March 18 - June 25, 2010
Coordinated with the exhibition in the main gallery, which includes autobiographical cartoons and illustration-derived magazine covers and other paintings, this small show includes 200-year old social satire prints from the fine art collection.
Early satirical prints are important social documents that comically portray people and situations of interest to their contemporaries. The exaggerations created were not simply recordings of these people and events but were knowingly critical or infused with popular prejudices revealing the absurdities and hypocrisy of the subjects. Most often the prints were also titled so there was no possible doubt of their intended meaning. Because they sold singularly and cheaply, in large numbers, like comic books today, many have survived over the centuries. –based on information from www.ilab.org

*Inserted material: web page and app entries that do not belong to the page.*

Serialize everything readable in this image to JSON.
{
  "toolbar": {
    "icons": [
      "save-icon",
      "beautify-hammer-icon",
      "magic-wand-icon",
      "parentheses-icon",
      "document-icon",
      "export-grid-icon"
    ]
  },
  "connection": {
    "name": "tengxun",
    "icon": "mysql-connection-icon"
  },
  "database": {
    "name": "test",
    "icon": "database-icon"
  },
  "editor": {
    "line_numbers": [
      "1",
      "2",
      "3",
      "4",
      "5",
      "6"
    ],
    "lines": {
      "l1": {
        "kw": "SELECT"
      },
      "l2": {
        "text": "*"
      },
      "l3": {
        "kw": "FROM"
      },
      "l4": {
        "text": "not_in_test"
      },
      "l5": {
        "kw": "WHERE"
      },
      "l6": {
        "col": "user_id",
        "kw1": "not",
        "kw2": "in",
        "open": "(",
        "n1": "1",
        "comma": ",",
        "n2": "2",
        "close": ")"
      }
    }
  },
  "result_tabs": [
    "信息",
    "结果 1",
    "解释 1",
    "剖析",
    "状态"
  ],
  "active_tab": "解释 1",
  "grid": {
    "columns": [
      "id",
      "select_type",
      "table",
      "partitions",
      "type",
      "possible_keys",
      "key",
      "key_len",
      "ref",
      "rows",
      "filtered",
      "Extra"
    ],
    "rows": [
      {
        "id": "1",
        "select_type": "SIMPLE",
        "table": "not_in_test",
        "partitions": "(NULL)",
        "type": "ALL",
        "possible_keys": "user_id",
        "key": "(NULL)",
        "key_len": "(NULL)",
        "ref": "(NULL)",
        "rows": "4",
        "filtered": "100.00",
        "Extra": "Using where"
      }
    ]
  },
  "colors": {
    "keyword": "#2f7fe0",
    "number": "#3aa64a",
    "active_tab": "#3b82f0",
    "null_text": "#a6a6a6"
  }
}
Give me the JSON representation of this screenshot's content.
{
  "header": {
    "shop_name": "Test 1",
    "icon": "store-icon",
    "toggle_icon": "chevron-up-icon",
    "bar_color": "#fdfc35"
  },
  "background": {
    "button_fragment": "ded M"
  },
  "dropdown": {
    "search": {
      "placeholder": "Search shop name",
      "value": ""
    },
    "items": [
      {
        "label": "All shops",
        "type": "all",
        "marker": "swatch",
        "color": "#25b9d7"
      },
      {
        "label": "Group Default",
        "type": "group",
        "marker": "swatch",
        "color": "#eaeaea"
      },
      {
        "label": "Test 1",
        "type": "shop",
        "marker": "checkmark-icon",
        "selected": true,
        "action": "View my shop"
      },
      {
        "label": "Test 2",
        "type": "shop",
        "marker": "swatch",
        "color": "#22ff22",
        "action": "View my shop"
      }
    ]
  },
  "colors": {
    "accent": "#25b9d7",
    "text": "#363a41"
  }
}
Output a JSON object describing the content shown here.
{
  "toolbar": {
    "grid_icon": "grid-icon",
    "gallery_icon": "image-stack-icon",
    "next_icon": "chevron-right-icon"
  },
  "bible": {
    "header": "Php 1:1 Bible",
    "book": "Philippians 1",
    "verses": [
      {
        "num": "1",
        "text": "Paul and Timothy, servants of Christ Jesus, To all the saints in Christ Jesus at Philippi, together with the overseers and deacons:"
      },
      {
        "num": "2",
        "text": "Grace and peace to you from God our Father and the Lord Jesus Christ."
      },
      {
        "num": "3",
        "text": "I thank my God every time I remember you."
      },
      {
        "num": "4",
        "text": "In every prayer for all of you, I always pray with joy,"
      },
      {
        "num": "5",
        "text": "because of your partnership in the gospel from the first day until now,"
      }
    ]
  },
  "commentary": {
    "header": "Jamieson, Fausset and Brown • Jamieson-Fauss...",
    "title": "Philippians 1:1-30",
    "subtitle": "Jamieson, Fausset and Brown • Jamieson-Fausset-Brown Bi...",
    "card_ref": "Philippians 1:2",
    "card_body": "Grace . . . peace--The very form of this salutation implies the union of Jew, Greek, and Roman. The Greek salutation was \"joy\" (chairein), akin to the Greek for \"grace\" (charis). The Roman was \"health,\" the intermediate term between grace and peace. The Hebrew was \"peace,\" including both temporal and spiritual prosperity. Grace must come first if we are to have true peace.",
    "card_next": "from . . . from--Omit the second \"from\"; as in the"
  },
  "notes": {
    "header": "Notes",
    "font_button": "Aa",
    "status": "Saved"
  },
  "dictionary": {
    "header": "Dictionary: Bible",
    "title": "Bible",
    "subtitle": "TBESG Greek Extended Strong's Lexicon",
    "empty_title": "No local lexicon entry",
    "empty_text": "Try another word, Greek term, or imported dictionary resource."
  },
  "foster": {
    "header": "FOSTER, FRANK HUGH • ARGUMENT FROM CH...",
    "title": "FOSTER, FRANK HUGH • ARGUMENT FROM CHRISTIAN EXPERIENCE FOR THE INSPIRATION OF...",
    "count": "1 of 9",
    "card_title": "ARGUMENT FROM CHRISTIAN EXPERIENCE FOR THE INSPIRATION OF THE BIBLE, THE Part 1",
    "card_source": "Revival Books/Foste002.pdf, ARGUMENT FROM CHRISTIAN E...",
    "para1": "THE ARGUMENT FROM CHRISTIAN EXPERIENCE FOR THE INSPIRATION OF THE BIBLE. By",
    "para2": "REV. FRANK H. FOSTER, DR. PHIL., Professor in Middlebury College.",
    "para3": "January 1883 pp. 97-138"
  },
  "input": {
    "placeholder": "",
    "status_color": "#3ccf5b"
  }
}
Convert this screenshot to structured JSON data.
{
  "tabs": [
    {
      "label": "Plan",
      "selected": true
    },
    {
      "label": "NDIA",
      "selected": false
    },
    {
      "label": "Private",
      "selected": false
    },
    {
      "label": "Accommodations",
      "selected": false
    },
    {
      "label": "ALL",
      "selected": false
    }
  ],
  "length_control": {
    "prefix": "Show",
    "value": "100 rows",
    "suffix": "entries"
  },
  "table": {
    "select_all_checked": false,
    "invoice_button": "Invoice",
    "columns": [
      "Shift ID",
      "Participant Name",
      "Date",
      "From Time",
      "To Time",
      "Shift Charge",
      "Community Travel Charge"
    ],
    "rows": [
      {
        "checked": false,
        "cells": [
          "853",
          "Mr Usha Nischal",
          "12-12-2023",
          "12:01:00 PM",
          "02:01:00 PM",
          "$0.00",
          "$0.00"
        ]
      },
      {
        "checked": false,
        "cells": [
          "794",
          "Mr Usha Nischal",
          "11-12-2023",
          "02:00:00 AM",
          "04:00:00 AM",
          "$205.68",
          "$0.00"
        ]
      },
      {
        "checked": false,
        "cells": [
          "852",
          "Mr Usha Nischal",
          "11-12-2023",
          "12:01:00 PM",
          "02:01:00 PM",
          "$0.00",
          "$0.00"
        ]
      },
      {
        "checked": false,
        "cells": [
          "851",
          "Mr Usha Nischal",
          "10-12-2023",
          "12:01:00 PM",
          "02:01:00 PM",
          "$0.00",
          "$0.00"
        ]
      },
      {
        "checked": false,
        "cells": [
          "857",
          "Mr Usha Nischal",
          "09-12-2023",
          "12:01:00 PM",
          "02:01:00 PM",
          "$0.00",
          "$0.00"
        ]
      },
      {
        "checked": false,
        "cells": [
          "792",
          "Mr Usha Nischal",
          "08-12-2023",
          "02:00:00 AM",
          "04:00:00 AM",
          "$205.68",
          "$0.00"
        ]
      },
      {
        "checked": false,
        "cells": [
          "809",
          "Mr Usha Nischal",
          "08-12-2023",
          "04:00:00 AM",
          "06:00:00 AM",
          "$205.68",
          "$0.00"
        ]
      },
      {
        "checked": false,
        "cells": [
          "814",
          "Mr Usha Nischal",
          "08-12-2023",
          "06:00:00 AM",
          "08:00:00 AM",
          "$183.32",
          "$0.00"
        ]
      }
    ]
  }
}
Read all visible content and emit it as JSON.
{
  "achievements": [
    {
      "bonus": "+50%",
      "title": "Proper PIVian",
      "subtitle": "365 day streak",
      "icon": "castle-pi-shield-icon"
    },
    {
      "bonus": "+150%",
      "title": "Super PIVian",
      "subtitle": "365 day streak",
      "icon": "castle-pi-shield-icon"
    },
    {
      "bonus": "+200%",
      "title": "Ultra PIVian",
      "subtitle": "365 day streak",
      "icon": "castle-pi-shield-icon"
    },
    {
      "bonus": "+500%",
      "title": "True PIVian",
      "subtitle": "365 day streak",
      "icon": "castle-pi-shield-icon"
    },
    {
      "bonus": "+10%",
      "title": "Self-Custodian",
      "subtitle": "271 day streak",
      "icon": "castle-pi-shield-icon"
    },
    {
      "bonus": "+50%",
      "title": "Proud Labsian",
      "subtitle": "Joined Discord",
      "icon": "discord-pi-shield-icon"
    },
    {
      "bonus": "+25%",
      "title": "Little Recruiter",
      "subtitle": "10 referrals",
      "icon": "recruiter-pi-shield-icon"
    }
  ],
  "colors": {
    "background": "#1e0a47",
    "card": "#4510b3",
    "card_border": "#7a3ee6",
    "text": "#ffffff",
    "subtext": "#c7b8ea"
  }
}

Image: Thomas Rowlandson
The Last Drop, 1811
etching with watercolor on paper